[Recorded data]
-- Opening Marker --

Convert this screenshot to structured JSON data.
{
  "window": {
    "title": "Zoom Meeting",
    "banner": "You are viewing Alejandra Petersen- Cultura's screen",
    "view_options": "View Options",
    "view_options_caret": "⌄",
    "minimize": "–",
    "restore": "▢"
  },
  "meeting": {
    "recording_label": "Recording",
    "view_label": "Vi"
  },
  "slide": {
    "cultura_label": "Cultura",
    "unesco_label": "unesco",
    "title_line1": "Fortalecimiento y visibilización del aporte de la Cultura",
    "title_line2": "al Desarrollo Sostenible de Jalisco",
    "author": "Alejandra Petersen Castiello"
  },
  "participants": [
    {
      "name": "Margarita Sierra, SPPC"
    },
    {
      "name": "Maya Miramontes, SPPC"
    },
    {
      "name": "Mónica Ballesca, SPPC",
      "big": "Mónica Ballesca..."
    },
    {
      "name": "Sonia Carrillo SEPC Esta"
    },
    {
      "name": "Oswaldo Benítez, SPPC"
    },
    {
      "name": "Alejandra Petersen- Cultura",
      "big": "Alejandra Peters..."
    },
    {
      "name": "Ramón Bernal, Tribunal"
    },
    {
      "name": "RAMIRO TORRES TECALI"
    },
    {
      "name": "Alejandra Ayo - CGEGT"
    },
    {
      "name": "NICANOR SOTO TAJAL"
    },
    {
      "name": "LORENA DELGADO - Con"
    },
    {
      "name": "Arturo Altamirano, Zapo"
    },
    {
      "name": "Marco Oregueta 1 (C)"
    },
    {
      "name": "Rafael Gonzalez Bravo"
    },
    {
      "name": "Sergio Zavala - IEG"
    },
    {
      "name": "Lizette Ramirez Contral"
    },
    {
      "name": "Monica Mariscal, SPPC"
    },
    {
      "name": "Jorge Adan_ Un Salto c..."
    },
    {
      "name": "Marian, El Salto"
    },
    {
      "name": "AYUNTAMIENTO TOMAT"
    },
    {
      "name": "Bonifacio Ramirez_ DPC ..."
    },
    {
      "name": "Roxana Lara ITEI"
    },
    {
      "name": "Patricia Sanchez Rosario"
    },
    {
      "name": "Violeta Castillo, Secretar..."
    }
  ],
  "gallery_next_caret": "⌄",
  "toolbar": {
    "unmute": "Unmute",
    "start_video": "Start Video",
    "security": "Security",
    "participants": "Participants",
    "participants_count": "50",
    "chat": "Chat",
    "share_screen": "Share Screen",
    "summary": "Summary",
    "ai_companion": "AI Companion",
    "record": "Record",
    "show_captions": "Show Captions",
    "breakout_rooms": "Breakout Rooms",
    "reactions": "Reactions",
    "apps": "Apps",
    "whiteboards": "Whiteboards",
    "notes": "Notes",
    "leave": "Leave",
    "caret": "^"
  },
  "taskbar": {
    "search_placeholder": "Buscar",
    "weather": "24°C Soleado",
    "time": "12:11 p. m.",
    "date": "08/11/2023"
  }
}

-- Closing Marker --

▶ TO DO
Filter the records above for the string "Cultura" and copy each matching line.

▶ RESULT OF THE EXERCISE
    "banner": "You are viewing Alejandra Petersen- Cultura's screen",
    "cultura_label": "Cultura",
    "title_line1": "Fortalecimiento y visibilización del aporte de la Cultura",
      "name": "Alejandra Petersen- Cultura",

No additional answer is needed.